This letter will be published on the Ofsted website. Yours sincerely Philip Mann Her Majesty’s Inspector Information about the inspection I reviewed a wide range of school documentation, including that on the school’s website. I jointly observed the teaching of mathematics skills in all classes with the deputy headteacher.

Together we reviewed pupils’ ability to calculate and solve mathematical problems in class. I met with the deputy headteacher to discuss the safeguarding of pupils and school improvement. A review of the school’s safeguarding arrangements was completed.

I also met with a group of Year 6 pupils to talk about their work. A sample of pupils from Year 2 and Year 6 were heard reading. A meeting was held with the leader for the early years.

I also met with the chair of the governing body and nine other governors, a school improvement officer from the Diocese of St Albans and a representative from the local authority. I met with a number of parents at the school gate and reviewed 62 responses to Ofsted’s online questionnaire, Parent View, and 55 free-text messages. There were 14 responses to Ofsted’s online staff questionnaire and 82 responses on the pupil online questionnaire.

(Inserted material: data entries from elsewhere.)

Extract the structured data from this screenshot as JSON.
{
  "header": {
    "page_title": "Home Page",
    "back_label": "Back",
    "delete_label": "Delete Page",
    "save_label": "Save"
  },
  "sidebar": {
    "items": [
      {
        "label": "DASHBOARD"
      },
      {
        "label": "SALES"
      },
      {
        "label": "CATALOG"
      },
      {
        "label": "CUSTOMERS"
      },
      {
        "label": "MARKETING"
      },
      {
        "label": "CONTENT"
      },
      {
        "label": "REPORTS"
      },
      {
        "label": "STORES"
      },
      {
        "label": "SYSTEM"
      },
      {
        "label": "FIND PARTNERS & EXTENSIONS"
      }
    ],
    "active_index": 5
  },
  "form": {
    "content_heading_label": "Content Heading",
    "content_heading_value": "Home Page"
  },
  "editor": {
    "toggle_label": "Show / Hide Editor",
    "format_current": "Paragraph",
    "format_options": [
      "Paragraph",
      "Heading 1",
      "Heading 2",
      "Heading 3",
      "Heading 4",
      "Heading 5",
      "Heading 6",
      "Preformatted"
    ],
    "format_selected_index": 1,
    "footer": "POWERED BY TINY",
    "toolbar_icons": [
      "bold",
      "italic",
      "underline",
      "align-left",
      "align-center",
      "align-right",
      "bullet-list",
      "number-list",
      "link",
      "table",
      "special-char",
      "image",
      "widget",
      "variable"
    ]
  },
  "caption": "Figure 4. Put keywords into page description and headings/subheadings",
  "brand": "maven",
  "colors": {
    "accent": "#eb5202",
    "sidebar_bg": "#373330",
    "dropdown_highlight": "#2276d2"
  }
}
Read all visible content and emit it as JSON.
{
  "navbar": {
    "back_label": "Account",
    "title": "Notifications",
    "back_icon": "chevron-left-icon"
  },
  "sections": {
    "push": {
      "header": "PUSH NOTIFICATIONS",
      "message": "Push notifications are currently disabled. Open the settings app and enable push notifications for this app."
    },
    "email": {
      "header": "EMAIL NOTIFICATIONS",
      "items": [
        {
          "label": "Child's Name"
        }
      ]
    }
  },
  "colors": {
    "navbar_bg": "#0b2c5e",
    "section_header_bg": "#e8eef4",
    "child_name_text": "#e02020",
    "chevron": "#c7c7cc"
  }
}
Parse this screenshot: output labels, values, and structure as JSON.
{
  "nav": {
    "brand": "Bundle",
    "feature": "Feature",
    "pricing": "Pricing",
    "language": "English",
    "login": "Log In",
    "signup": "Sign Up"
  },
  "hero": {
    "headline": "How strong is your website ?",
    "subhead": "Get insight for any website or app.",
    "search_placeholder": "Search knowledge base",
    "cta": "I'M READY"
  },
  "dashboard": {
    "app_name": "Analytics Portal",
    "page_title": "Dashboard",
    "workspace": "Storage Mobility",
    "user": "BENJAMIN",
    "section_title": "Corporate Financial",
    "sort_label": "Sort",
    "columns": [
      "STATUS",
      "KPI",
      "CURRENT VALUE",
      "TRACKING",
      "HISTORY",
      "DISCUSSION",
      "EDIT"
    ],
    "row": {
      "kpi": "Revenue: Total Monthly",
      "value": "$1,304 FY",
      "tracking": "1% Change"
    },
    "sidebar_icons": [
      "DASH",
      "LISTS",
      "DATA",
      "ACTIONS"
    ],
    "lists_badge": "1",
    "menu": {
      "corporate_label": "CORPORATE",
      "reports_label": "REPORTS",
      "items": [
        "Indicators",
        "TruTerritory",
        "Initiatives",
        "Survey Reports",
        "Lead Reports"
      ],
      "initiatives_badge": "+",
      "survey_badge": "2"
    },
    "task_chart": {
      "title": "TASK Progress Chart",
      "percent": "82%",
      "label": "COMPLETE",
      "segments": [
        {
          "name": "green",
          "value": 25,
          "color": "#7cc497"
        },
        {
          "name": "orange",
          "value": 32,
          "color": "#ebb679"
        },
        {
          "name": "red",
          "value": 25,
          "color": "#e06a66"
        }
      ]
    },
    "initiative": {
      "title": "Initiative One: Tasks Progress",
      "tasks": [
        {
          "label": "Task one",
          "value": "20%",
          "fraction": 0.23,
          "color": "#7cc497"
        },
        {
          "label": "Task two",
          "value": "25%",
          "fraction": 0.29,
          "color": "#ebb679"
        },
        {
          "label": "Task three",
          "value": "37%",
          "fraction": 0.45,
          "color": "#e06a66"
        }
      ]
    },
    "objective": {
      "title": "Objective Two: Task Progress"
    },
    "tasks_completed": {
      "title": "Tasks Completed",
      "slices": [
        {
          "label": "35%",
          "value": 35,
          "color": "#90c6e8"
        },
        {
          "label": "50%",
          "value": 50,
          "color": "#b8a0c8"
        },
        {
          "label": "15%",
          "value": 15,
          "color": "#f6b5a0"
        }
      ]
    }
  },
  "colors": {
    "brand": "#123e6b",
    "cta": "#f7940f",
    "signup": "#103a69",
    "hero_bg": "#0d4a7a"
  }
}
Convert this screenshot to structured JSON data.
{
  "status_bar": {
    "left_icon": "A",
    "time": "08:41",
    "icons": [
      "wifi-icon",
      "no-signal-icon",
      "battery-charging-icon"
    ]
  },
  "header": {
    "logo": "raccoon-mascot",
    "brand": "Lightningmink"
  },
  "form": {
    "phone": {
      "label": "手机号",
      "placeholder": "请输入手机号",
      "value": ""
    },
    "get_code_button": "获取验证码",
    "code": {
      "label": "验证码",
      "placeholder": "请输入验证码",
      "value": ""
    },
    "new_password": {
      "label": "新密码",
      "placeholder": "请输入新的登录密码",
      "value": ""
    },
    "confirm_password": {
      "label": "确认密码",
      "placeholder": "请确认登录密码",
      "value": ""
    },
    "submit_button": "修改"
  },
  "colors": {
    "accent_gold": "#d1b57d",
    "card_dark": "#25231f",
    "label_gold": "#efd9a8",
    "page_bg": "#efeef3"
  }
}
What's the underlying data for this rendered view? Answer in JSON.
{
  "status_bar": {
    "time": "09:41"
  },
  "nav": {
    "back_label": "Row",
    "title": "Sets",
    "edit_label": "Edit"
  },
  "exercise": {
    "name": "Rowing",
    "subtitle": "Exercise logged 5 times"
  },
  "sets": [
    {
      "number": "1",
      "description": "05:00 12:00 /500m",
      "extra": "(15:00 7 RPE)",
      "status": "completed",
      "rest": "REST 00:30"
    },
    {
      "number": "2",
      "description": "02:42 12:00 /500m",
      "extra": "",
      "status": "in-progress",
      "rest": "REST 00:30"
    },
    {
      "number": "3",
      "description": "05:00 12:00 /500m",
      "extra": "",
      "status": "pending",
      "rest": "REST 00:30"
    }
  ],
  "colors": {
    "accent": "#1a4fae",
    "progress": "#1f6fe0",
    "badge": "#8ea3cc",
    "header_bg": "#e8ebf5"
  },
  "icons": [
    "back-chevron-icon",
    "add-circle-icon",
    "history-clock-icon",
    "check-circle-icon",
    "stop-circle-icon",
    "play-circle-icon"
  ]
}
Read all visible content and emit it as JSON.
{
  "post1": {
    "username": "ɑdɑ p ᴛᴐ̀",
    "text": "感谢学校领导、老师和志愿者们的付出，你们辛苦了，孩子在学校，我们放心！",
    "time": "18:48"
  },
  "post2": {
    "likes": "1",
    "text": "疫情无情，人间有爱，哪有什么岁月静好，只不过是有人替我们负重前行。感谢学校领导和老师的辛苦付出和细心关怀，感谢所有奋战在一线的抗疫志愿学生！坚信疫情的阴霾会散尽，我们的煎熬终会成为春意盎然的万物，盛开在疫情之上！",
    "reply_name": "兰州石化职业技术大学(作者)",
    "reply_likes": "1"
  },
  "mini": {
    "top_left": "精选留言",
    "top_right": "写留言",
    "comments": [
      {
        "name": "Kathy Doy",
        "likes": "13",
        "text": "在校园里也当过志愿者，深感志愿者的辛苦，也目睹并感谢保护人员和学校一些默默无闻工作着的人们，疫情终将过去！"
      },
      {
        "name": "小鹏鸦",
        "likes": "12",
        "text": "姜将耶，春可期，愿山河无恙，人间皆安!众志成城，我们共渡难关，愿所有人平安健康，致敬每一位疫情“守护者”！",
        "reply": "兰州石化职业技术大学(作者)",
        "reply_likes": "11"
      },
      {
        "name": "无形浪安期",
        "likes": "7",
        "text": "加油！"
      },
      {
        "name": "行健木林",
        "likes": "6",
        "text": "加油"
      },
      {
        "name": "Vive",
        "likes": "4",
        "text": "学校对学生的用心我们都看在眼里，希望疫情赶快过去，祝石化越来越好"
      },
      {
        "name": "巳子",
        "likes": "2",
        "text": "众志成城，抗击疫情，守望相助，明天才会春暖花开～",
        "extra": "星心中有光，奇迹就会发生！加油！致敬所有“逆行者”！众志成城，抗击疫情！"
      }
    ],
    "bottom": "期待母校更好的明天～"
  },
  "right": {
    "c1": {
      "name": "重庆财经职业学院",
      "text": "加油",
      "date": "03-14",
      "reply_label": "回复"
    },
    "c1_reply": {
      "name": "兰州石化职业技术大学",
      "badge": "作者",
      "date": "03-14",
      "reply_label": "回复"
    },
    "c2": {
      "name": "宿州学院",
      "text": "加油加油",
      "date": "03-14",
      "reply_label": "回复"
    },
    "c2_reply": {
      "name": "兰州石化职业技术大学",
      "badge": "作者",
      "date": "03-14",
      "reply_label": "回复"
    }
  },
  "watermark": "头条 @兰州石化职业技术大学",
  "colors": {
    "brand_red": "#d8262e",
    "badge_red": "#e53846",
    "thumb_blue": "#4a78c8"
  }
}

I chose to review five key lines of enquiry during this inspection. This included the school’s use of self-evaluation, the use of the additional funding that the school receives for disadvantaged pupils, the teaching and progress in mathematics and writing, the promotion of British values, and safeguarding. The headteacher was on a period of absence during the inspection.